Data records for software interfaces
--------------------------------------------------
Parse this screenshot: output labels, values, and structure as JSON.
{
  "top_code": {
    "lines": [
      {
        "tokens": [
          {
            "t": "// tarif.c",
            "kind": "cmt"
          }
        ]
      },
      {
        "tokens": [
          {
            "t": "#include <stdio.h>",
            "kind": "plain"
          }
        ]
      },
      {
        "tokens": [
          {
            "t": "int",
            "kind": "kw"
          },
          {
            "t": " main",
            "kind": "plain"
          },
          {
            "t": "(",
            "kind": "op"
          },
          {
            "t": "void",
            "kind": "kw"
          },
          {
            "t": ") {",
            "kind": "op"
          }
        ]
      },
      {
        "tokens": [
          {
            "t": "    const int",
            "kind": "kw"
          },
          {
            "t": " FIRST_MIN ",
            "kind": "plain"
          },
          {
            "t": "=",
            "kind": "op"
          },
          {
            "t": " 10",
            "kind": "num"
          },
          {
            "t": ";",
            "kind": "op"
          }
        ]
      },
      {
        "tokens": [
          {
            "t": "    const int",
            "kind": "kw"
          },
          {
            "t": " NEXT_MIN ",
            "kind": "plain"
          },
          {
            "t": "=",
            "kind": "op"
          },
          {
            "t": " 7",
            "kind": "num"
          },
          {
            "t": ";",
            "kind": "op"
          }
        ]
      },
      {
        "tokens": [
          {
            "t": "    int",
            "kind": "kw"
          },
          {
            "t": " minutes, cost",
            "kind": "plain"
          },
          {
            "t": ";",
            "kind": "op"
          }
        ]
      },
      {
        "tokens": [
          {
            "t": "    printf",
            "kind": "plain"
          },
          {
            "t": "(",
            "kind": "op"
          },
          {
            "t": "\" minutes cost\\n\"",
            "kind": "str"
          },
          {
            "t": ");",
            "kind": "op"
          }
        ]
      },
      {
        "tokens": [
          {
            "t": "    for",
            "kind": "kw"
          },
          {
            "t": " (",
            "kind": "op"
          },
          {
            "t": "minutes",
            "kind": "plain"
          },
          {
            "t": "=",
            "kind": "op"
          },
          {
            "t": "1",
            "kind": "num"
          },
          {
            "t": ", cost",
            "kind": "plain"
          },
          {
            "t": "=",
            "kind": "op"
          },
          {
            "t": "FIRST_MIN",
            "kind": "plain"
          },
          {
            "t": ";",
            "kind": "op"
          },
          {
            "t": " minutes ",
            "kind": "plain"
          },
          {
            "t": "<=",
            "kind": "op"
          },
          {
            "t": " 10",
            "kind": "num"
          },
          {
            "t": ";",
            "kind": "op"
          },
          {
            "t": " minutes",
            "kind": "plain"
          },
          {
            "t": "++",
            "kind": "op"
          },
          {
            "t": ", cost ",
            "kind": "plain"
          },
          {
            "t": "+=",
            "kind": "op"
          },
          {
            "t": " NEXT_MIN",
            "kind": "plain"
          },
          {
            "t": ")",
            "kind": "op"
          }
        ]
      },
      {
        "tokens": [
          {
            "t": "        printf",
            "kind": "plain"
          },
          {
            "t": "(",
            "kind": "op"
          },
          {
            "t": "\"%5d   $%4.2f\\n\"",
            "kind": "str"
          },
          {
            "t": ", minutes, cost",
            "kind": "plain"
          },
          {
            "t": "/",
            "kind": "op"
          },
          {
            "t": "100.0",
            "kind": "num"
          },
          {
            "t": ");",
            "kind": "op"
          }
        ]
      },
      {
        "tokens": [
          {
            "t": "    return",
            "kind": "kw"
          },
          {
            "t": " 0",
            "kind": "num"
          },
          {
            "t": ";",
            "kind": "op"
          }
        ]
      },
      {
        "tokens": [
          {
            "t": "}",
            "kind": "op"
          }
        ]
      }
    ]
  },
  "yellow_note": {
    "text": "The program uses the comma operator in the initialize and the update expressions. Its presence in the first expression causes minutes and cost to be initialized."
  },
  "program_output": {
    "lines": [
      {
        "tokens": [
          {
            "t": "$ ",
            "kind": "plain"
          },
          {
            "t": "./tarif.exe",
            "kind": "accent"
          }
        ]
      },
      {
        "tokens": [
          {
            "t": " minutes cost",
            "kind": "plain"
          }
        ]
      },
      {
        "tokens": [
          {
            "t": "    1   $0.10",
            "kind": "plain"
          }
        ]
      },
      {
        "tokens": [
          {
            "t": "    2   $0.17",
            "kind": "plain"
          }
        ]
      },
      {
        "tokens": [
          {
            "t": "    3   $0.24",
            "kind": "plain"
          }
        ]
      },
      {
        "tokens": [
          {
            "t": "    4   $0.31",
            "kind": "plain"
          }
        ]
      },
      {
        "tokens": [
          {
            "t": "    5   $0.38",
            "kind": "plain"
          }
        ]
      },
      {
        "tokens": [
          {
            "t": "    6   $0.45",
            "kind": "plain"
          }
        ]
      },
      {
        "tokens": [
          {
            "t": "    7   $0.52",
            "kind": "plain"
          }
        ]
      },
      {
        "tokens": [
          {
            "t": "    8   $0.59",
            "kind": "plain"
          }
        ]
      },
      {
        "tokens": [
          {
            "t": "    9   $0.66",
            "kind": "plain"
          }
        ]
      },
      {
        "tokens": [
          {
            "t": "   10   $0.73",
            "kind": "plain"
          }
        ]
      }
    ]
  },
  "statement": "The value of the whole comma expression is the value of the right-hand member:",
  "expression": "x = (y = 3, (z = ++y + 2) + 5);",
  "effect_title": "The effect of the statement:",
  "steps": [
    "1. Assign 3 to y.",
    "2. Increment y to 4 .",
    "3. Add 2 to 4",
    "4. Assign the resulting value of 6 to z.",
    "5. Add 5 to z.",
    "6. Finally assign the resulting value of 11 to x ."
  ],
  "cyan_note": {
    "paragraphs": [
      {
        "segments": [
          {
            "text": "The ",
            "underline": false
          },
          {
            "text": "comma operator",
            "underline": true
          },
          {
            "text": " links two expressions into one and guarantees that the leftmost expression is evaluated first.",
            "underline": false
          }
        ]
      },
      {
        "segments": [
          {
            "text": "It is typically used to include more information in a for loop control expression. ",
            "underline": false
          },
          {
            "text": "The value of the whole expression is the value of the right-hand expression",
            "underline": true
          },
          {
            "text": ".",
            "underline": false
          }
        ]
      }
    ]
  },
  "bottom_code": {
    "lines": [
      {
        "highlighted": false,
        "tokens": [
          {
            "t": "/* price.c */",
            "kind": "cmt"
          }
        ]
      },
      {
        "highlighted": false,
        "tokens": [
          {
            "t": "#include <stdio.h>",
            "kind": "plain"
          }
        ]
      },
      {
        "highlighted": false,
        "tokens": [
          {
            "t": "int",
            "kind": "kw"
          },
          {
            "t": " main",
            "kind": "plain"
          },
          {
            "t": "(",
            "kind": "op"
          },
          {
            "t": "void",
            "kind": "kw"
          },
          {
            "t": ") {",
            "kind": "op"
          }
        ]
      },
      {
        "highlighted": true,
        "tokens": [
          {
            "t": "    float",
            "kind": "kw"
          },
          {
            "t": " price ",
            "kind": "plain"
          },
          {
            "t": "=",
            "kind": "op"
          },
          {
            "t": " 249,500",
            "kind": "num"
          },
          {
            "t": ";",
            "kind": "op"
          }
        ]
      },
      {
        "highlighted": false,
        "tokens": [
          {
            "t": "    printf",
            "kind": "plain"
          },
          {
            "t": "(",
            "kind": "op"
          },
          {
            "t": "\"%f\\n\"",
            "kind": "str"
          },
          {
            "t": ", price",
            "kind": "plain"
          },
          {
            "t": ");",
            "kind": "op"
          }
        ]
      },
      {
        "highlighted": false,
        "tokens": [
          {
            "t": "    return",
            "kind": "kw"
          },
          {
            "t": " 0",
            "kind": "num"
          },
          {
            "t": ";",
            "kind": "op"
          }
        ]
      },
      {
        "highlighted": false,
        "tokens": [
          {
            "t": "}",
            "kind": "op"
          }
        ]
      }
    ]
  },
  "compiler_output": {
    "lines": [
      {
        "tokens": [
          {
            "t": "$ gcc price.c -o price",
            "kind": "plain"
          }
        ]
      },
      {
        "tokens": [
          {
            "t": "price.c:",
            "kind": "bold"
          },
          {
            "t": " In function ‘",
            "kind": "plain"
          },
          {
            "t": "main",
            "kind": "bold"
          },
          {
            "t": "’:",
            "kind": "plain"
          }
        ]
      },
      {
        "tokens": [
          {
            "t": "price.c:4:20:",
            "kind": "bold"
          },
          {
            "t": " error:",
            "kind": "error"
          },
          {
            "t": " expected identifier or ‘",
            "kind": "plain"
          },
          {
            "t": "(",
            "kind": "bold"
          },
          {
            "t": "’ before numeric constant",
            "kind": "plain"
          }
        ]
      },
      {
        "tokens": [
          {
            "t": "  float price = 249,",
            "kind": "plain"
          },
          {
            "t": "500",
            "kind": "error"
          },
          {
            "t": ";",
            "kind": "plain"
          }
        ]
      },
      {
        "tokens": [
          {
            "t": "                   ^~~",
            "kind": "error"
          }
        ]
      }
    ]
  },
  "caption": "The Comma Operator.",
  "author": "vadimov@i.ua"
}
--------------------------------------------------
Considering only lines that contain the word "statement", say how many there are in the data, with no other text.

[YOUR RESPONSE]
2